Once you have both fleece cutouts, pin them together so the backside of the fleece faces outward. Sew along the outlined perimeter with white thread, and be sure to leave a 2 inch section of the perimeter un-sewed near the 'bottom' of the wing (the side opposite the feather tips). Trim your threads! Now, before we turn the wing inside out, make sure to really trim away the access fleece on the outside of your stitches, especially near the feather tips. If you dont, you will see why you need to once you try to turn it inside out.
Ok, so now turn it inside out. Use a capped pen or a dowel to push out the feather tips all the way.
Plan out where you want to put your "feather creases", but dont draw on the fleece (cause this is now the frontside of the fleece). Refer to the pictures above to see exactly what I mean by "feather creases". Sew these "feather creases" with white thread and a straight stitch. Trim your threads!
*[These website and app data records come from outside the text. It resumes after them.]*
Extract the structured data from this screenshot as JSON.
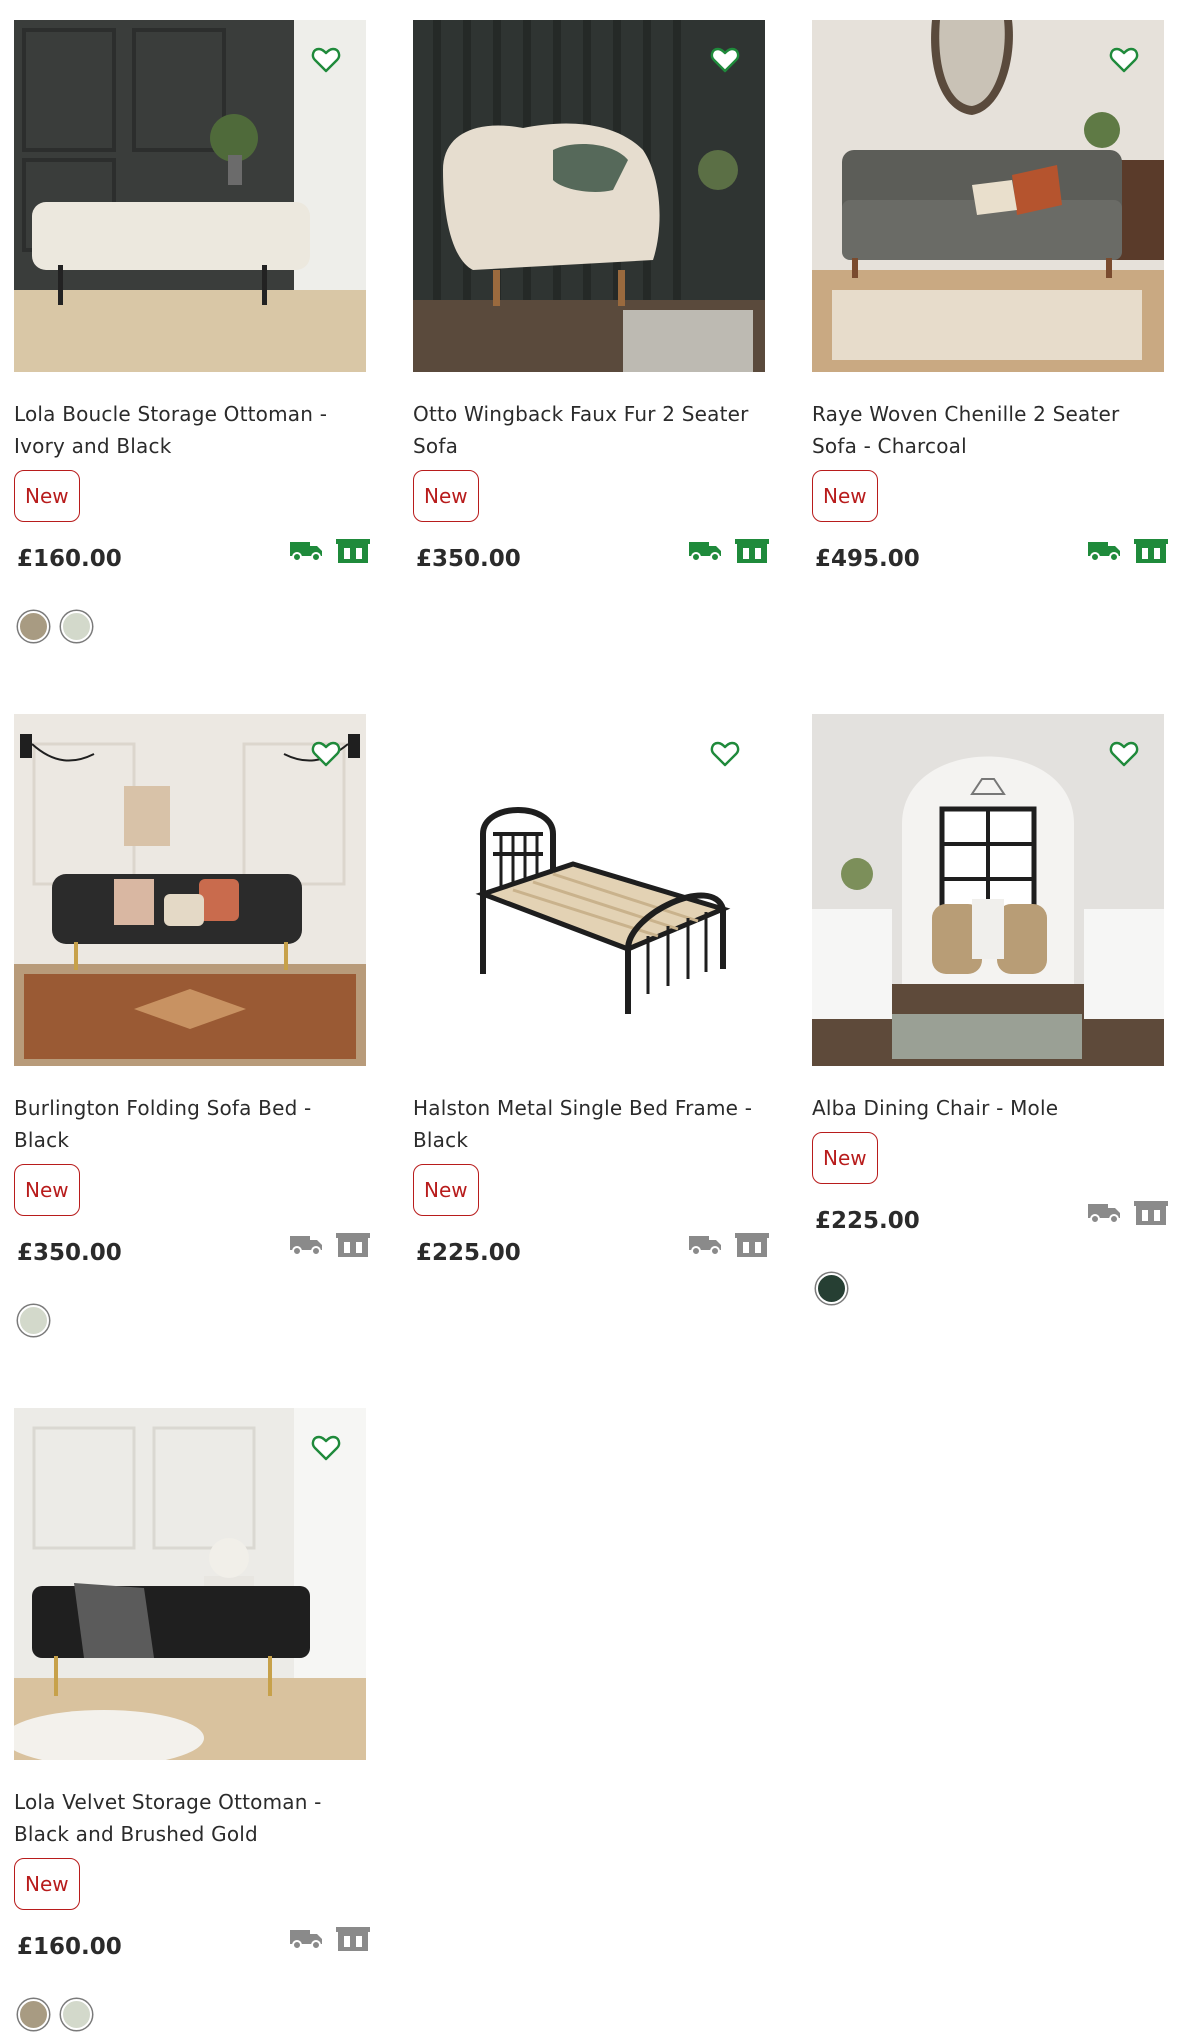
{
  "colors": {
    "accent_green": "#1f8a3b",
    "badge_red": "#b81c1c",
    "icon_grey": "#8a8a8a"
  },
  "products": [
    {
      "name": "Lola Boucle Storage Ottoman - Ivory and Black",
      "badge": "New",
      "price": "£160.00",
      "service_icons": [
        "delivery-truck-icon",
        "collect-store-icon"
      ],
      "service_color": "#1f8a3b",
      "swatches": [
        "#a89b82",
        "#d3d9cb"
      ]
    },
    {
      "name": "Otto Wingback Faux Fur 2 Seater Sofa",
      "badge": "New",
      "price": "£350.00",
      "service_icons": [
        "delivery-truck-icon",
        "collect-store-icon"
      ],
      "service_color": "#1f8a3b",
      "swatches": []
    },
    {
      "name": "Raye Woven Chenille 2 Seater Sofa - Charcoal",
      "badge": "New",
      "price": "£495.00",
      "service_icons": [
        "delivery-truck-icon",
        "collect-store-icon"
      ],
      "service_color": "#1f8a3b",
      "swatches": []
    },
    {
      "name": "Burlington Folding Sofa Bed - Black",
      "badge": "New",
      "price": "£350.00",
      "service_icons": [
        "delivery-truck-icon",
        "collect-store-icon"
      ],
      "service_color": "#8a8a8a",
      "swatches": [
        "#d3d9cb"
      ]
    },
    {
      "name": "Halston Metal Single Bed Frame - Black",
      "badge": "New",
      "price": "£225.00",
      "service_icons": [
        "delivery-truck-icon",
        "collect-store-icon"
      ],
      "service_color": "#8a8a8a",
      "swatches": []
    },
    {
      "name": "Alba Dining Chair - Mole",
      "badge": "New",
      "price": "£225.00",
      "service_icons": [
        "delivery-truck-icon",
        "collect-store-icon"
      ],
      "service_color": "#8a8a8a",
      "swatches": [
        "#263f33"
      ]
    },
    {
      "name": "Lola Velvet Storage Ottoman - Black and Brushed Gold",
      "badge": "New",
      "price": "£160.00",
      "service_icons": [
        "delivery-truck-icon",
        "collect-store-icon"
      ],
      "service_color": "#8a8a8a",
      "swatches": [
        "#a89b82",
        "#d3d9cb"
      ]
    }
  ]
}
Take a clump of the fluffy filler stuff and separate it out into little poofs. Shove these poofs up unto the feathers (in between the feather creases) with a capped pen via the hole you left near the bottom of the wing. You should now see your wing becoming more wing-y. Continue filling the wing until it's the desired poofiness.
Thread about 2 feet of white thread onto a hand-sewing needle, and sew up the hole in the bottom of the wing.
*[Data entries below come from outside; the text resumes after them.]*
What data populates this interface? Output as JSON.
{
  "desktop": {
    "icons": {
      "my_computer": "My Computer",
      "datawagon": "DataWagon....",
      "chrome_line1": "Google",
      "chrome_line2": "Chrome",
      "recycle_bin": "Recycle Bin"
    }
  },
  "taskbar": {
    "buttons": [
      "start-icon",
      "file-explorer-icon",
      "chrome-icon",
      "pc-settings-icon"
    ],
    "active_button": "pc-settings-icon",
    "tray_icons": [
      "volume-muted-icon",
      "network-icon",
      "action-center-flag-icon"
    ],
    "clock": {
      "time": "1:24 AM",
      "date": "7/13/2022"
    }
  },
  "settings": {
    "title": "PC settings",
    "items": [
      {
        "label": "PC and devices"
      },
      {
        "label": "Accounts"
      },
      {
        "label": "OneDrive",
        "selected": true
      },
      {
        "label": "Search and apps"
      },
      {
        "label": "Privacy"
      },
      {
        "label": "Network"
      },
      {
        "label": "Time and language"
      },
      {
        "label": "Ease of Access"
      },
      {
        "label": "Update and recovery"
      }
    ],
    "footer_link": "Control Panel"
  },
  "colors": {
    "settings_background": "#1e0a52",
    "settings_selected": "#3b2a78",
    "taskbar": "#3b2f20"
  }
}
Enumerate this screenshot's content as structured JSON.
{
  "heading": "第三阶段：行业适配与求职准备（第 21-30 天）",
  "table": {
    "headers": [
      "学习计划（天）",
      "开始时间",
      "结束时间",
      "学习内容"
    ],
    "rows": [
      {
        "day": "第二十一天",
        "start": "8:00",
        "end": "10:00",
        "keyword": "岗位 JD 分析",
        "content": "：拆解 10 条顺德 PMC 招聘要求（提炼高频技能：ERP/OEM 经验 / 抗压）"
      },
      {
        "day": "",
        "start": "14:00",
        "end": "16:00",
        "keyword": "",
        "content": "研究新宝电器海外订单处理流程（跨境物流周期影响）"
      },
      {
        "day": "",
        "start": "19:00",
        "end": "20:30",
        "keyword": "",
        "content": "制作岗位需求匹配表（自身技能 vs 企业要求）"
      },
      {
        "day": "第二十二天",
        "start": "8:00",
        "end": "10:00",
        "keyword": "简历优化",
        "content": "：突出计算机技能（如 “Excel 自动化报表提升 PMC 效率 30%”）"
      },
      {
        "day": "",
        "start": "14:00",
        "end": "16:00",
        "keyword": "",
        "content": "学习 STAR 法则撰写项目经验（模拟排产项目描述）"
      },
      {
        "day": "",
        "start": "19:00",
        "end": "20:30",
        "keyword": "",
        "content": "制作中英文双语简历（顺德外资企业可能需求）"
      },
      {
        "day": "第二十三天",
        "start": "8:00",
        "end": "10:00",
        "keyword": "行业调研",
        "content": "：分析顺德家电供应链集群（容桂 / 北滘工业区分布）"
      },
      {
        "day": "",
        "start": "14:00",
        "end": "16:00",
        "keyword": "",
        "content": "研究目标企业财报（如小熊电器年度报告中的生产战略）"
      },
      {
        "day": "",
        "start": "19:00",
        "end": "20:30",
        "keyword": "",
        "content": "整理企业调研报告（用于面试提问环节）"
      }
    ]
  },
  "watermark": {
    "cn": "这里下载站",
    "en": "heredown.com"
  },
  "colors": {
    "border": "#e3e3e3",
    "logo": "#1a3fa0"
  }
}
You are now done with your first wing! Repeat these steps to make one more (it can be exactly the same, it doesn't have to be a mirror of the first).
The wing from the concept art has more detail on the side of the wing. It looks like there are several 'layers' of feathers, not just one.
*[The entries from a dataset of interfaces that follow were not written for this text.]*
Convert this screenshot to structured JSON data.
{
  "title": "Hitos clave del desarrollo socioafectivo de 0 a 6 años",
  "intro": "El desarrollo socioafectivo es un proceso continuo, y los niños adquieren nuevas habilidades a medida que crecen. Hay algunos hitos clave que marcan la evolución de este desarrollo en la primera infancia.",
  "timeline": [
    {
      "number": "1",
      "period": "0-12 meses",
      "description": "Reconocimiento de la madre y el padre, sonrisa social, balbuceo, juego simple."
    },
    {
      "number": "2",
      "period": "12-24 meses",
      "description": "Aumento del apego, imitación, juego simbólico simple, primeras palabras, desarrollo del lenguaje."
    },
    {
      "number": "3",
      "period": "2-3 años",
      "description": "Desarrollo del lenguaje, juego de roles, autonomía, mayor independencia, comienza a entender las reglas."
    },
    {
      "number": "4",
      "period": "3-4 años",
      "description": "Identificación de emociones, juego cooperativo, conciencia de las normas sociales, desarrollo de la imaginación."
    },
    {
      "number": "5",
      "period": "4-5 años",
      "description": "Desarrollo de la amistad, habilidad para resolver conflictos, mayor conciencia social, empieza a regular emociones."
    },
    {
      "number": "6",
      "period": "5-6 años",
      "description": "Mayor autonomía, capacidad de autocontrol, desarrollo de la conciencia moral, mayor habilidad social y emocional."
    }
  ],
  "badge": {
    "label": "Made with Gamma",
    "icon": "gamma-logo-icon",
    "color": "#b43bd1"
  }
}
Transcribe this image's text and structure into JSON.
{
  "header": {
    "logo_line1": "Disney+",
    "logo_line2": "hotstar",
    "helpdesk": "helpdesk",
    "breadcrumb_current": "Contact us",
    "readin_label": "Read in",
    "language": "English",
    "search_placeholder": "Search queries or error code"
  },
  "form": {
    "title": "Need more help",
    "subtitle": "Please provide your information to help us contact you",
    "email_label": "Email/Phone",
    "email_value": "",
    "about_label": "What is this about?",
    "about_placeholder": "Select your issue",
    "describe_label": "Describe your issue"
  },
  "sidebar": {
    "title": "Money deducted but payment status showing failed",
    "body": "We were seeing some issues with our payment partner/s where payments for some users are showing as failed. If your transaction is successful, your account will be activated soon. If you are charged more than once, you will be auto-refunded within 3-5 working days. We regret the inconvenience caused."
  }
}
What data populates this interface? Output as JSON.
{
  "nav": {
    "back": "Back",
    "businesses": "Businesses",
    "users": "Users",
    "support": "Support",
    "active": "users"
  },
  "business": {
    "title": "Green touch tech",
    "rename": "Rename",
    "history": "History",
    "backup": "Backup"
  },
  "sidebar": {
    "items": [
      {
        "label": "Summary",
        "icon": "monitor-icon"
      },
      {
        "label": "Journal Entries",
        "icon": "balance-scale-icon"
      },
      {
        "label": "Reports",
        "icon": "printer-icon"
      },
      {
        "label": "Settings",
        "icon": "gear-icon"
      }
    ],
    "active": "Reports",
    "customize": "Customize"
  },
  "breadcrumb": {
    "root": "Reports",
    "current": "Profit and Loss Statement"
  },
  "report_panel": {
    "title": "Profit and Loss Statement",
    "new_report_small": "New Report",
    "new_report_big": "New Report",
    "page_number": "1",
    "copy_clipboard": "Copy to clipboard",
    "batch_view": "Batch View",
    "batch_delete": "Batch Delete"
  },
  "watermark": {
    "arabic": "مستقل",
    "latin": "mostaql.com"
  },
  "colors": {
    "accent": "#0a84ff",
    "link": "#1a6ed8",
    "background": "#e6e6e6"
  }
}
To incorporate these details, I made smaller wings with 3 feathers and sewed them onto the side of the larger wings. I used the same exact process as above, but just with a smaller template.
Step 9: Finishing Touches
Trim the butt end fleece so it will reach the continuous piece when stretched a little. Then thread a hand-sewing needle with 2-3 feet of black thread, and begin sewing in a helical pattern through all three sections of fleece that meet at the junction. When you are done, thread the needle through to the inside of the hat to tie the thread off. Continue with the rest of the junctions.
Now it's time to attach the wings.
Line your wings up how you want them, I put mine right over the triangles which were across the hat from each other. This is also a good time to figure out which hexagon you want to be in the front, and then choose wing placement based on that.
In terms of actually attaching the wings, I sewed the wings to the triangles with white thread and a hand-sewing needle, and tried to place my stitches under the second layer on my wing (so the stitches were mostly covered up) or in the seams in-between the feathers (again, so you can't see the stitches).
Once the wings are on, go around and trim up large excess flaps of fleece and hanging threads. Then you are done!
Step 10: Try it on!
Also, please let me know if there is anything I can improve like grammar/spelling mistakes; or bigger things, like maybe I completely missed a step.
Thanks to my mom for taking several pictures when neither of my hands were free to hold the camera, and thanks to my brother for being my hat model for the photo.